= Task prompt =
From the listing below, extract every line in which the word "Trust" appears.

----------

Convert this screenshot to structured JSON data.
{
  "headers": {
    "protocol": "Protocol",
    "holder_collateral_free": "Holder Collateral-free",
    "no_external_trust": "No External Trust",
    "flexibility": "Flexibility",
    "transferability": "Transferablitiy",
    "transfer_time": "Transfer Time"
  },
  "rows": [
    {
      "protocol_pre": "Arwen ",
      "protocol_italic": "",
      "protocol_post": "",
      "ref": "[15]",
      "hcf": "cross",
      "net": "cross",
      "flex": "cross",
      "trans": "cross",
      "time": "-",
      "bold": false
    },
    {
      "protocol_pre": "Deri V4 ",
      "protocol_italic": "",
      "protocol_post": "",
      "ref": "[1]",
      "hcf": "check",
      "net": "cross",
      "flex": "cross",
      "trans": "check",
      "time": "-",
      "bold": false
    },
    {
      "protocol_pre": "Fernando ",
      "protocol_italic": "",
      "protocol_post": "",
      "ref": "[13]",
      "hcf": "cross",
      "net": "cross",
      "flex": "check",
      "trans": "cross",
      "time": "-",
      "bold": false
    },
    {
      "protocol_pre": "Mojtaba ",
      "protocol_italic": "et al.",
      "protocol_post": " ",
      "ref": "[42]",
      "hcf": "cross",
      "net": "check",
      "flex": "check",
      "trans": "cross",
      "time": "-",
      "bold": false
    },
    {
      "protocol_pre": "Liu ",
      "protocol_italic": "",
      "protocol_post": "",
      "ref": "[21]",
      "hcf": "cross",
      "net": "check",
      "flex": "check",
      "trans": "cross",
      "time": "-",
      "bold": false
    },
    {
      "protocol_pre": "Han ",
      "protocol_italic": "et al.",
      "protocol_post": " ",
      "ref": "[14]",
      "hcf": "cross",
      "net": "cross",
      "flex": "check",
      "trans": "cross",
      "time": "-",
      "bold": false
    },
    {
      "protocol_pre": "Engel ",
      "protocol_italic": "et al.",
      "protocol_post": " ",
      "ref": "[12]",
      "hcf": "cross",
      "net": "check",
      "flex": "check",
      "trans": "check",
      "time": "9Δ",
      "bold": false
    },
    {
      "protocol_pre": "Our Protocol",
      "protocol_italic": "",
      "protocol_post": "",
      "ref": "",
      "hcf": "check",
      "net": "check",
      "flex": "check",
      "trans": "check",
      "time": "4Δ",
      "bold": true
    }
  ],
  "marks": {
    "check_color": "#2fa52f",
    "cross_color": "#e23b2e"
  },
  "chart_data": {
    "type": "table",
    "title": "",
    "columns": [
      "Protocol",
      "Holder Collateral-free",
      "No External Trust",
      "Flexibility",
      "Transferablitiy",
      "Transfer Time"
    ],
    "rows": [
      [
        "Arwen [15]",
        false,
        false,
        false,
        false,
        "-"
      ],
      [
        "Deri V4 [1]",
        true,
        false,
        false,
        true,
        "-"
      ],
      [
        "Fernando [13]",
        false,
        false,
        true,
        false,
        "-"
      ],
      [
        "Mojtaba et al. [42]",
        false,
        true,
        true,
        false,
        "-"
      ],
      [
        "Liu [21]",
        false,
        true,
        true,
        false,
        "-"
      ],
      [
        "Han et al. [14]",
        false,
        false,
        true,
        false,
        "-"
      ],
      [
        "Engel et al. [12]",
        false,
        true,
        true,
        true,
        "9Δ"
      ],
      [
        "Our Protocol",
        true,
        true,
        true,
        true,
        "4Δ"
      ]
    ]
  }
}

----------

= Exercise answer =
    "no_external_trust": "No External Trust",
      "No External Trust",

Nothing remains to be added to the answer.